Aedes Aegypti getting stuck in. Photo by USDA, in the public domain.

Lying quietly in the dark, I could hear the warm burble of the adults voices in the adjoining room. It was the sound of safety. But somehow, that lonely night, the nearness of my family was not enough. My awareness of my sore throat became stronger and I began to think Terrible Thoughts. I knew that pesticides were poison. As a flame in my throat flared with each breath or swallow, I became convinced that I had accidentally inhaled a toxic dose of the insect spray. Soon, I became convinced that I would die that night.

In the narrow bed, under my comforting, home-made blankets, tears of fear and self-pity began to stream down my face. I was only in second class, after all. I loved my family and (that year, at least) my teacher. I thought sombrely of how my friends would go on without me and wondered how my brothers would remember me.

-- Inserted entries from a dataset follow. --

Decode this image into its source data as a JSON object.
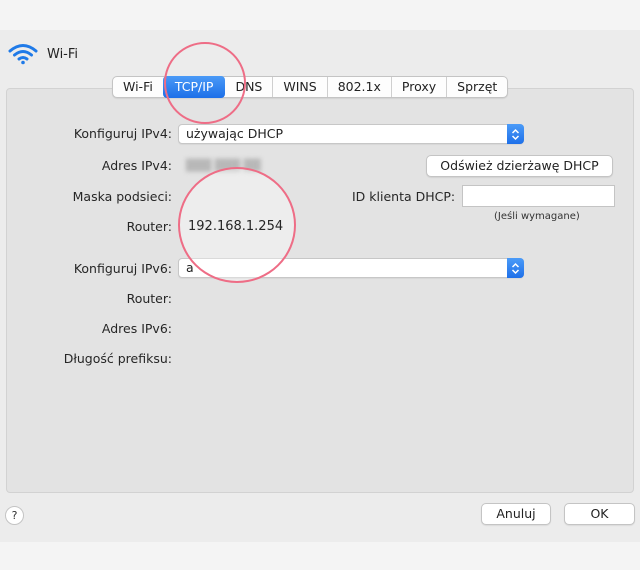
{
  "header": {
    "title": "Wi-Fi",
    "icon": "wifi-icon"
  },
  "tabs": [
    {
      "label": "Wi-Fi",
      "active": false
    },
    {
      "label": "TCP/IP",
      "active": true
    },
    {
      "label": "DNS",
      "active": false
    },
    {
      "label": "WINS",
      "active": false
    },
    {
      "label": "802.1x",
      "active": false
    },
    {
      "label": "Proxy",
      "active": false
    },
    {
      "label": "Sprzęt",
      "active": false
    }
  ],
  "ipv4": {
    "configure_label": "Konfiguruj IPv4:",
    "configure_value": "używając DHCP",
    "address_label": "Adres IPv4:",
    "mask_label": "Maska podsieci:",
    "router_label": "Router:",
    "router_value": "192.168.1.254",
    "renew_button": "Odśwież dzierżawę DHCP",
    "client_id_label": "ID klienta DHCP:",
    "client_id_value": "",
    "client_id_hint": "(Jeśli wymagane)"
  },
  "ipv6": {
    "configure_label": "Konfiguruj IPv6:",
    "configure_value": "a",
    "router_label": "Router:",
    "address_label": "Adres IPv6:",
    "prefix_label": "Długość prefiksu:"
  },
  "footer": {
    "help": "?",
    "cancel": "Anuluj",
    "ok": "OK"
  },
  "colors": {
    "accent": "#1d6fe8",
    "highlight_circle": "#ee6d86"
  }
}
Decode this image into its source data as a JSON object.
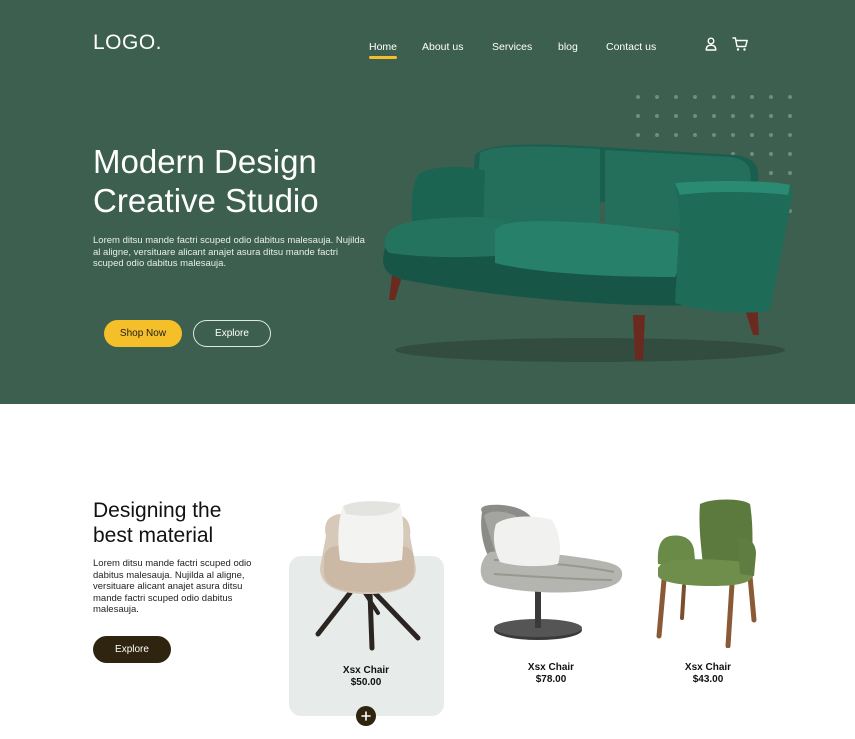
{
  "header": {
    "logo": "LOGO.",
    "nav": [
      {
        "label": "Home",
        "active": true
      },
      {
        "label": "About us",
        "active": false
      },
      {
        "label": "Services",
        "active": false
      },
      {
        "label": "blog",
        "active": false
      },
      {
        "label": "Contact us",
        "active": false
      }
    ],
    "icons": [
      "user-icon",
      "cart-icon"
    ]
  },
  "hero": {
    "title_line1": "Modern Design",
    "title_line2": "Creative Studio",
    "description": "Lorem ditsu mande factri scuped odio dabitus malesauja. Nujilda al aligne, versituare alicant anajet asura ditsu mande factri scuped odio dabitus malesauja.",
    "primary_button": "Shop Now",
    "secondary_button": "Explore"
  },
  "section": {
    "title_line1": "Designing the",
    "title_line2": "best material",
    "description": "Lorem ditsu mande factri scuped odio dabitus malesauja. Nujilda al aligne, versituare alicant anajet asura ditsu mande factri scuped odio dabitus malesauja.",
    "button": "Explore"
  },
  "products": [
    {
      "name": "Xsx Chair",
      "price": "$50.00",
      "highlighted": true
    },
    {
      "name": "Xsx Chair",
      "price": "$78.00",
      "highlighted": false
    },
    {
      "name": "Xsx Chair",
      "price": "$43.00",
      "highlighted": false
    }
  ],
  "colors": {
    "hero_bg": "#3d5f4f",
    "accent": "#f5bf2a",
    "dark_button": "#2e2410",
    "card_bg": "#e7ebe9",
    "sofa": "#1f6b59"
  }
}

After an interminable period of suffering, mainly caused by reflection and rumination on my imminent death, I decided it was only fair to let the adults know what was happening while I was still able to speak. Red-faced and little in my pajamas, I went out into the strange, brightly-lit world where adults live after the kids are in bed. I was afraid of ridicule (or being taken to hospital) if I told them the true gravity of the situation. So I asked, sobbing, “That spray is poisonous, isn’t it? If you got a sore throat from it, couldn’t you die?” An arm was slipped around my waist and I was given a glass of water and peremptory reassurance.

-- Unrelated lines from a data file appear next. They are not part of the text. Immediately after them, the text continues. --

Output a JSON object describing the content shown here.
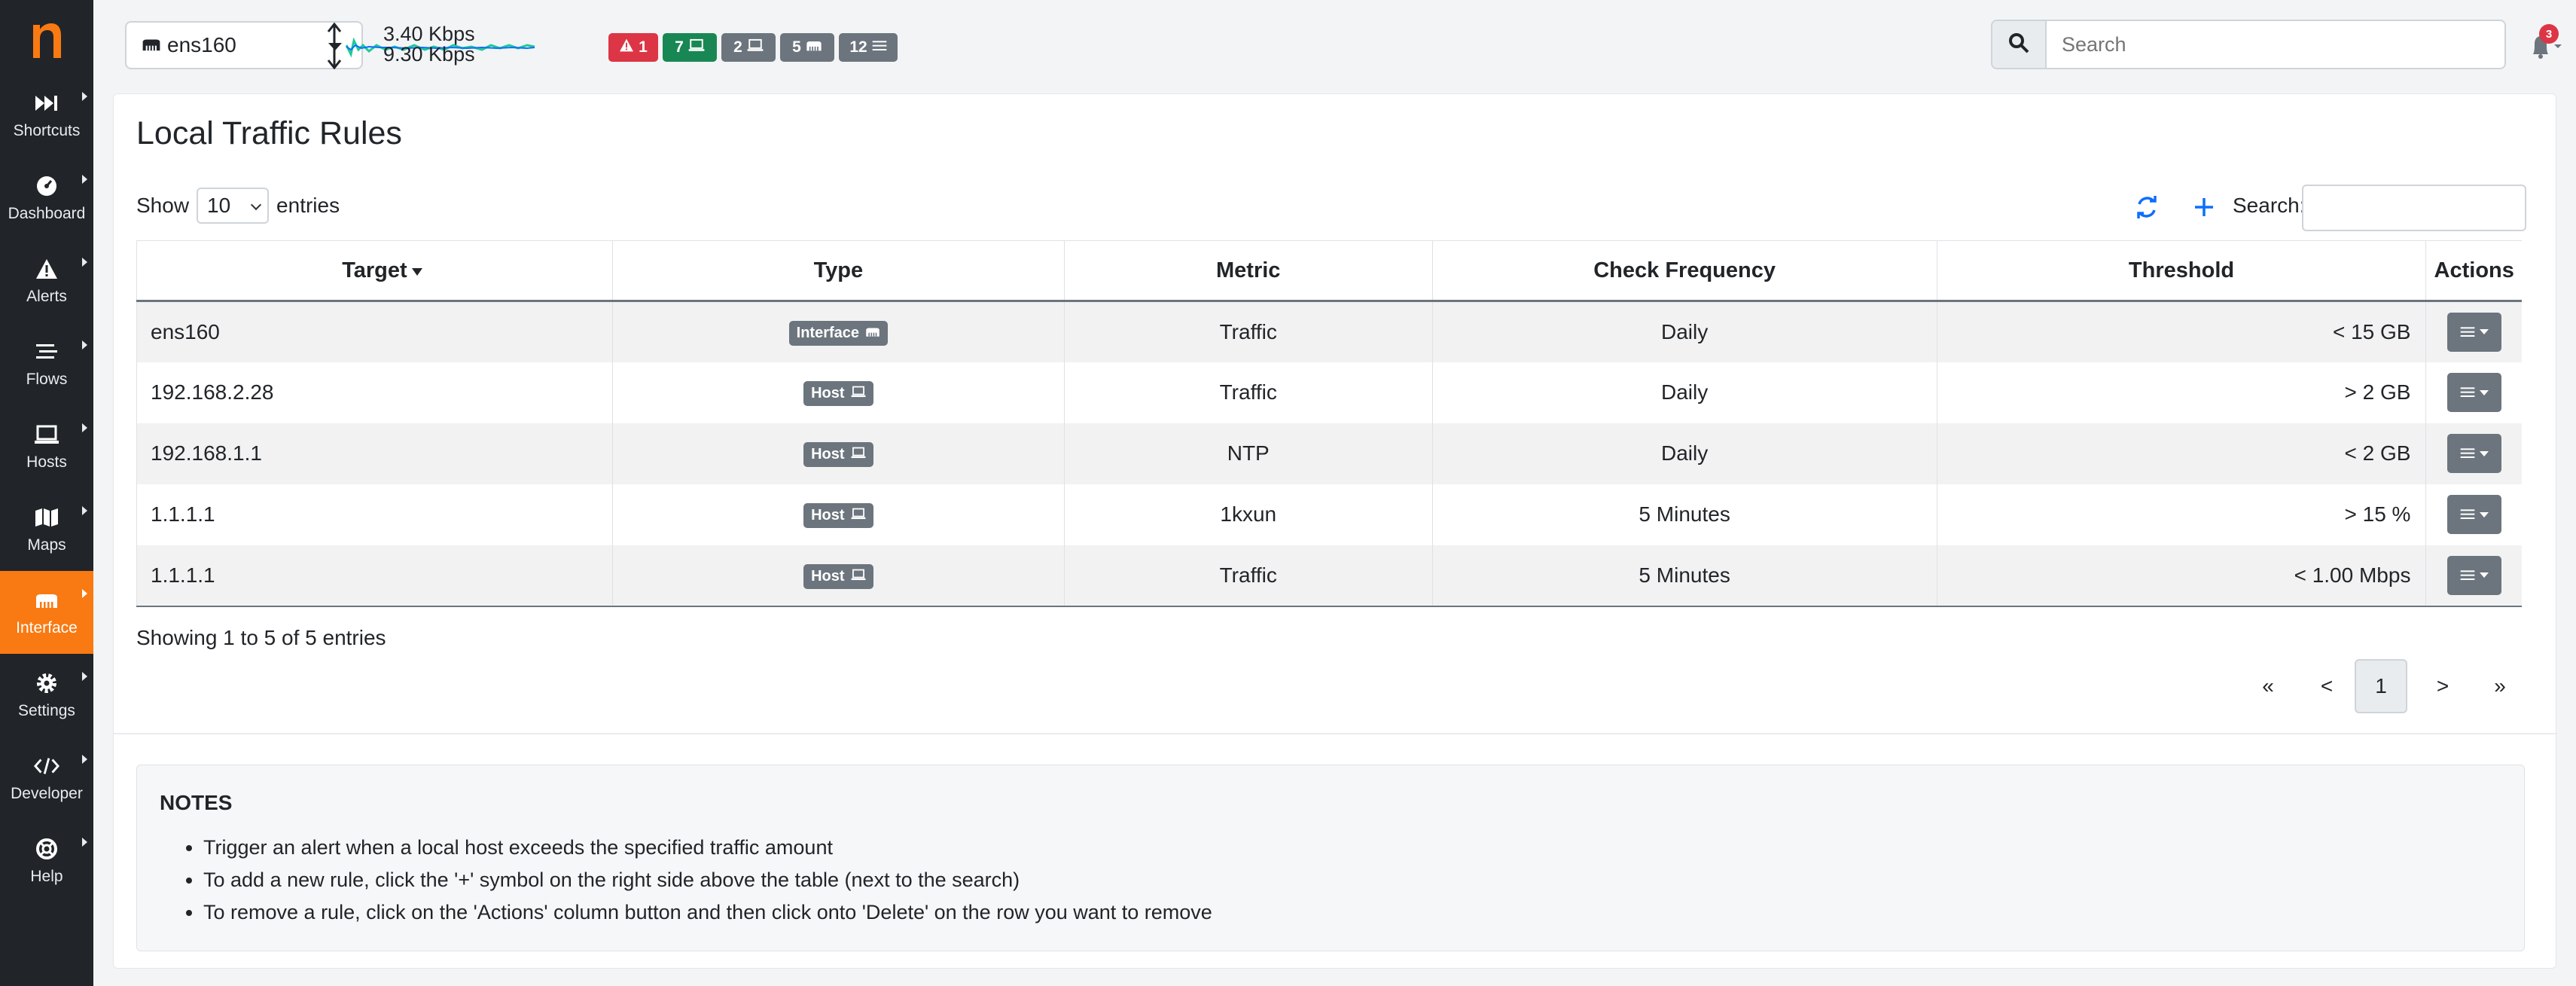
{
  "sidebar": {
    "logo": "n",
    "items": [
      {
        "label": "Shortcuts",
        "icon": "fast-forward-icon",
        "active": false
      },
      {
        "label": "Dashboard",
        "icon": "dashboard-gauge-icon",
        "active": false
      },
      {
        "label": "Alerts",
        "icon": "warning-icon",
        "active": false
      },
      {
        "label": "Flows",
        "icon": "stream-icon",
        "active": false
      },
      {
        "label": "Hosts",
        "icon": "laptop-icon",
        "active": false
      },
      {
        "label": "Maps",
        "icon": "map-icon",
        "active": false
      },
      {
        "label": "Interface",
        "icon": "ethernet-icon",
        "active": true
      },
      {
        "label": "Settings",
        "icon": "gear-icon",
        "active": false
      },
      {
        "label": "Developer",
        "icon": "code-icon",
        "active": false
      },
      {
        "label": "Help",
        "icon": "life-ring-icon",
        "active": false
      }
    ]
  },
  "topbar": {
    "interface": "ens160",
    "throughput_up": "3.40 Kbps",
    "throughput_down": "9.30 Kbps",
    "badges": [
      {
        "count": "1",
        "icon": "warning-icon",
        "color": "#dc3545"
      },
      {
        "count": "7",
        "icon": "laptop-icon",
        "color": "#198754"
      },
      {
        "count": "2",
        "icon": "laptop-icon",
        "color": "#6c757d"
      },
      {
        "count": "5",
        "icon": "ethernet-icon",
        "color": "#6c757d"
      },
      {
        "count": "12",
        "icon": "list-icon",
        "color": "#6c757d"
      }
    ],
    "search_placeholder": "Search",
    "notifications_count": "3"
  },
  "page": {
    "title": "Local Traffic Rules",
    "show_label": "Show",
    "length_value": "10",
    "entries_label": "entries",
    "search_label": "Search:",
    "columns": [
      "Target",
      "Type",
      "Metric",
      "Check Frequency",
      "Threshold",
      "Actions"
    ],
    "rows": [
      {
        "target": "ens160",
        "type": "Interface",
        "type_icon": "ethernet-icon",
        "metric": "Traffic",
        "frequency": "Daily",
        "threshold": "< 15 GB"
      },
      {
        "target": "192.168.2.28",
        "type": "Host",
        "type_icon": "laptop-icon",
        "metric": "Traffic",
        "frequency": "Daily",
        "threshold": "> 2 GB"
      },
      {
        "target": "192.168.1.1",
        "type": "Host",
        "type_icon": "laptop-icon",
        "metric": "NTP",
        "frequency": "Daily",
        "threshold": "< 2 GB"
      },
      {
        "target": "1.1.1.1",
        "type": "Host",
        "type_icon": "laptop-icon",
        "metric": "1kxun",
        "frequency": "5 Minutes",
        "threshold": "> 15 %"
      },
      {
        "target": "1.1.1.1",
        "type": "Host",
        "type_icon": "laptop-icon",
        "metric": "Traffic",
        "frequency": "5 Minutes",
        "threshold": "< 1.00 Mbps"
      }
    ],
    "info": "Showing 1 to 5 of 5 entries",
    "pagination": {
      "first": "«",
      "prev": "<",
      "current": "1",
      "next": ">",
      "last": "»"
    }
  },
  "notes": {
    "title": "NOTES",
    "items": [
      "Trigger an alert when a local host exceeds the specified traffic amount",
      "To add a new rule, click the '+' symbol on the right side above the table (next to the search)",
      "To remove a rule, click on the 'Actions' column button and then click onto 'Delete' on the row you want to remove"
    ]
  },
  "colors": {
    "sidebar_bg": "#212529",
    "accent": "#f97a12",
    "link_blue": "#0d6efd",
    "badge_gray": "#6c757d"
  }
}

I went back to bed feeling that adults understood nothing of the serious dangers of this world. Lying helpless, I searched my religious pantheon, trying to make a deal with Jesus. I even prayed to Mary, just in case Jesus was busy. I tried to think of saints. I was not Catholic but my best friend was and I admired the beads and costumes. I even went as far as Buddha.

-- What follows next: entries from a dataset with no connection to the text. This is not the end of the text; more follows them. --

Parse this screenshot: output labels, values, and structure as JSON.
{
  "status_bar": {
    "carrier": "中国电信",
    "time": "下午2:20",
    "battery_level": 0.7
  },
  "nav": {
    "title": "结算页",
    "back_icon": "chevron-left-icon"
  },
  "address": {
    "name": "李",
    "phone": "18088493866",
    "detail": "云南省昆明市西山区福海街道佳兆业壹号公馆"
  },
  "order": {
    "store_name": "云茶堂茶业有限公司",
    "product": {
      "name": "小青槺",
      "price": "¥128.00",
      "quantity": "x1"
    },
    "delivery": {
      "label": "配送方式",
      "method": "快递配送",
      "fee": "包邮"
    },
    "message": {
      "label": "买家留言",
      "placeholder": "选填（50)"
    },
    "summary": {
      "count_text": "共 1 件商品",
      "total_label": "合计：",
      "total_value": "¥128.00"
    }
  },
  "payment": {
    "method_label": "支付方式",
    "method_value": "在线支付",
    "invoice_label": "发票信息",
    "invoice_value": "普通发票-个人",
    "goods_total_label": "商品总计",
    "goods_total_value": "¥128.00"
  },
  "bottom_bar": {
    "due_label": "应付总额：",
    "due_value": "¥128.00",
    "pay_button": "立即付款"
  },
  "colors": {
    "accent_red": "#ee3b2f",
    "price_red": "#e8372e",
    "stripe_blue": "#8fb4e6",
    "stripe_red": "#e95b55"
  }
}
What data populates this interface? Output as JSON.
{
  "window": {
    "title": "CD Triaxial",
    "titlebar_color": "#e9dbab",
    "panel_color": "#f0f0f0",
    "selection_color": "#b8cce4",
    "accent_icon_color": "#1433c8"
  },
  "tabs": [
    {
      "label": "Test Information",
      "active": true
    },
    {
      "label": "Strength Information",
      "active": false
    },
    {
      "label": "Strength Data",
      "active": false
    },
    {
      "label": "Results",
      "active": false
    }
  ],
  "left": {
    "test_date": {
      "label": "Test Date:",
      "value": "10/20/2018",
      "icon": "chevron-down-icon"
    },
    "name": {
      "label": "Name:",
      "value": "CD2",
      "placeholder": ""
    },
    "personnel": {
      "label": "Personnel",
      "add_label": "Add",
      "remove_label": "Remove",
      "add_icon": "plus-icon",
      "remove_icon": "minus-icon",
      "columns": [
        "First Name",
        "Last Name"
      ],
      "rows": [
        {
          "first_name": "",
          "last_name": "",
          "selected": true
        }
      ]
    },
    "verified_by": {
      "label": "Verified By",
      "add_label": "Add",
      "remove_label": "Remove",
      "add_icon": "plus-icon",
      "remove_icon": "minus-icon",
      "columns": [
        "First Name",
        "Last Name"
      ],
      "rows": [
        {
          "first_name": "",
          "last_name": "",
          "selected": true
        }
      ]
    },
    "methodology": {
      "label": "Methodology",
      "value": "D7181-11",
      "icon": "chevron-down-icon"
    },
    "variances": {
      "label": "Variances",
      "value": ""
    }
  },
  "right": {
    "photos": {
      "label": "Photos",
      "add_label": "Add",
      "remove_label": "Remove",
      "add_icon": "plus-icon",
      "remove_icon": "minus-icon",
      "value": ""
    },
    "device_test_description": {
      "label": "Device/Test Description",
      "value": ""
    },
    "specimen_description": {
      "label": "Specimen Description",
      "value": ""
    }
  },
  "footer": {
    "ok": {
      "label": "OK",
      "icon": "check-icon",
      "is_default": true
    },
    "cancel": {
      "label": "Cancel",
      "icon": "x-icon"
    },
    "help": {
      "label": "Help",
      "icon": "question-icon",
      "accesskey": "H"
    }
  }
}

I cried for all the people going to hell for not going to church and for myself for a life to be cut so short. I made apologies to God for amending the Lord’s Prayer to suit myself. I wondered about sin and knew that I might go to hell when I died that night. I realised that small children in other circumstances could die. Some of them never even learned to count or read. I cried with fear and terror because babies could die without having any kind of interesting life at all.

As you may have guessed, I did not die that night.  Eventually, I gathered enough courage to open the door of my room wider so that I could hear my family closer and breath fresher air. I fell sleep.

This past week I’ve been on an island in the South Pacific, visiting recently bereaved friends. Our friend who passed was a powerful and successful patriarch, not a little child, I am profoundly grateful to say. We missed him every day we were there, our memories of him made more vivid by the companionship of his family in the place he lived and loved.

Battling mosquitoes was a feature of that trip too. It’s part of daily life there sometimes at this time of year. Tiny, vicious midges and big stripe-legged aedes mosquitoes drifted over us in clouds. It reminded me of when we lived there in 2014 during an outbreak of a mosquito-borne virus. We needed our anti-mosquito measures then and now.

As I patiently separated mosquito coils and held them in the fast burning flames of cheap matches I appreciated the simplicity of burning biomass with insecticide and the drifting comfort of our mosquito net.

 Mosquito coils - seemed to demonstrate the ubiquity of yin-yang.  Haragayato .

Mosquito coils - seemed to demonstrate the ubiquity of yin-yang. Haragayato.

It was only a few years after my nineteen-year-old journey to Indonesia, Thailand, Nepal and India that I began studying acupuncture. Traditional schemas of yin-yang theory were a part of my studies. Nowadays I can see the yin and the yang of insecticides, as well as many of the medicines I use with my patients. Apparently mosquito coils themselves can be be pretty bad for you, with one coil releasing more smoke particles than fifty cigarettes. The middle way is somewhere between the smoke rising from the coils and the fumes of insecticides. And somewhere in the world, a seven-year-old girl may be crying in bed, having just realised, for sure, that everybody dies, but not yet aware that there is no hell except those that people create.


 

Smokey thumbnail pic byОлег Жилко